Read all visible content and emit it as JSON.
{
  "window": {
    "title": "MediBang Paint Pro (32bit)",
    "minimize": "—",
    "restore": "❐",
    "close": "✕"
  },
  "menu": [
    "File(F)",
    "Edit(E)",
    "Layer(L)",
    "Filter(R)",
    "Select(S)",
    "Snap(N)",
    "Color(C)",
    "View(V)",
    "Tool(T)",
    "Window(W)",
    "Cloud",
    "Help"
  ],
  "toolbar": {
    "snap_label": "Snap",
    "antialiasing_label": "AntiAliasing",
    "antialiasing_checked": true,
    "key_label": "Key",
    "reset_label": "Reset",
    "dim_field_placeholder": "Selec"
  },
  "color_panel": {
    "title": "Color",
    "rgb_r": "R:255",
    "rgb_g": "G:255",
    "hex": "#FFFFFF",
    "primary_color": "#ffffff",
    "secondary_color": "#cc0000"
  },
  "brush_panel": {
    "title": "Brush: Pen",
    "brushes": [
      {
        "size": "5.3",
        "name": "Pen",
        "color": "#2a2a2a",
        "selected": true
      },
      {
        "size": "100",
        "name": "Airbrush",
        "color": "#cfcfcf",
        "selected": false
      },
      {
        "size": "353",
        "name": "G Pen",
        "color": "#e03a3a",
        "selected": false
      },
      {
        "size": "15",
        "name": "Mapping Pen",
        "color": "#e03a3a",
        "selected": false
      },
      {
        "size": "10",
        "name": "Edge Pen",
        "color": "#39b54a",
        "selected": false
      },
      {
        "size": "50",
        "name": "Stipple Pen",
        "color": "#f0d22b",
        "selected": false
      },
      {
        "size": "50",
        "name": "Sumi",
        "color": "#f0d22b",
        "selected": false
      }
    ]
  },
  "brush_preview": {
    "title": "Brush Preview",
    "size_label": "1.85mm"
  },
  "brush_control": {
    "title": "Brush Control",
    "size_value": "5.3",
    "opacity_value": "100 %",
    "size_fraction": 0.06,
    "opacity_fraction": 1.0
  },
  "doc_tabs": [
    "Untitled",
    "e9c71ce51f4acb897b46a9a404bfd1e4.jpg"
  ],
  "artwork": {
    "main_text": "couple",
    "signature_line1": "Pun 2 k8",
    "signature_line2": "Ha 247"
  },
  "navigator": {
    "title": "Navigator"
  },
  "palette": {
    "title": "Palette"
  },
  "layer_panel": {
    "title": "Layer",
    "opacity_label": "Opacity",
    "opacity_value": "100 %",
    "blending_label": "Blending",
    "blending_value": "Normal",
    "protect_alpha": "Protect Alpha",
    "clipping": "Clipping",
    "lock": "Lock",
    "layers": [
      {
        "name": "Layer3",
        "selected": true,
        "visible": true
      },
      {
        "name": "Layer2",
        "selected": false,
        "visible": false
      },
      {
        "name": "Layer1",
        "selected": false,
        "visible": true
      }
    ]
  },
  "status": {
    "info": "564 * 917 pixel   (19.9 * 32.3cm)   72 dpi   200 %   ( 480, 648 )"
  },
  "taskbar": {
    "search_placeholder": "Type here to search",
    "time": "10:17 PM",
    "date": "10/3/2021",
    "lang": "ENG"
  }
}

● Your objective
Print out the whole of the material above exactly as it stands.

● Written response
Read all visible content and emit it as JSON.
{
  "window": {
    "title": "MediBang Paint Pro (32bit)",
    "minimize": "—",
    "restore": "❐",
    "close": "✕"
  },
  "menu": [
    "File(F)",
    "Edit(E)",
    "Layer(L)",
    "Filter(R)",
    "Select(S)",
    "Snap(N)",
    "Color(C)",
    "View(V)",
    "Tool(T)",
    "Window(W)",
    "Cloud",
    "Help"
  ],
  "toolbar": {
    "snap_label": "Snap",
    "antialiasing_label": "AntiAliasing",
    "antialiasing_checked": true,
    "key_label": "Key",
    "reset_label": "Reset",
    "dim_field_placeholder": "Selec"
  },
  "color_panel": {
    "title": "Color",
    "rgb_r": "R:255",
    "rgb_g": "G:255",
    "hex": "#FFFFFF",
    "primary_color": "#ffffff",
    "secondary_color": "#cc0000"
  },
  "brush_panel": {
    "title": "Brush: Pen",
    "brushes": [
      {
        "size": "5.3",
        "name": "Pen",
        "color": "#2a2a2a",
        "selected": true
      },
      {
        "size": "100",
        "name": "Airbrush",
        "color": "#cfcfcf",
        "selected": false
      },
      {
        "size": "353",
        "name": "G Pen",
        "color": "#e03a3a",
        "selected": false
      },
      {
        "size": "15",
        "name": "Mapping Pen",
        "color": "#e03a3a",
        "selected": false
      },
      {
        "size": "10",
        "name": "Edge Pen",
        "color": "#39b54a",
        "selected": false
      },
      {
        "size": "50",
        "name": "Stipple Pen",
        "color": "#f0d22b",
        "selected": false
      },
      {
        "size": "50",
        "name": "Sumi",
        "color": "#f0d22b",
        "selected": false
      }
    ]
  },
  "brush_preview": {
    "title": "Brush Preview",
    "size_label": "1.85mm"
  },
  "brush_control": {
    "title": "Brush Control",
    "size_value": "5.3",
    "opacity_value": "100 %",
    "size_fraction": 0.06,
    "opacity_fraction": 1.0
  },
  "doc_tabs": [
    "Untitled",
    "e9c71ce51f4acb897b46a9a404bfd1e4.jpg"
  ],
  "artwork": {
    "main_text": "couple",
    "signature_line1": "Pun 2 k8",
    "signature_line2": "Ha 247"
  },
  "navigator": {
    "title": "Navigator"
  },
  "palette": {
    "title": "Palette"
  },
  "layer_panel": {
    "title": "Layer",
    "opacity_label": "Opacity",
    "opacity_value": "100 %",
    "blending_label": "Blending",
    "blending_value": "Normal",
    "protect_alpha": "Protect Alpha",
    "clipping": "Clipping",
    "lock": "Lock",
    "layers": [
      {
        "name": "Layer3",
        "selected": true,
        "visible": true
      },
      {
        "name": "Layer2",
        "selected": false,
        "visible": false
      },
      {
        "name": "Layer1",
        "selected": false,
        "visible": true
      }
    ]
  },
  "status": {
    "info": "564 * 917 pixel   (19.9 * 32.3cm)   72 dpi   200 %   ( 480, 648 )"
  },
  "taskbar": {
    "search_placeholder": "Type here to search",
    "time": "10:17 PM",
    "date": "10/3/2021",
    "lang": "ENG"
  }
}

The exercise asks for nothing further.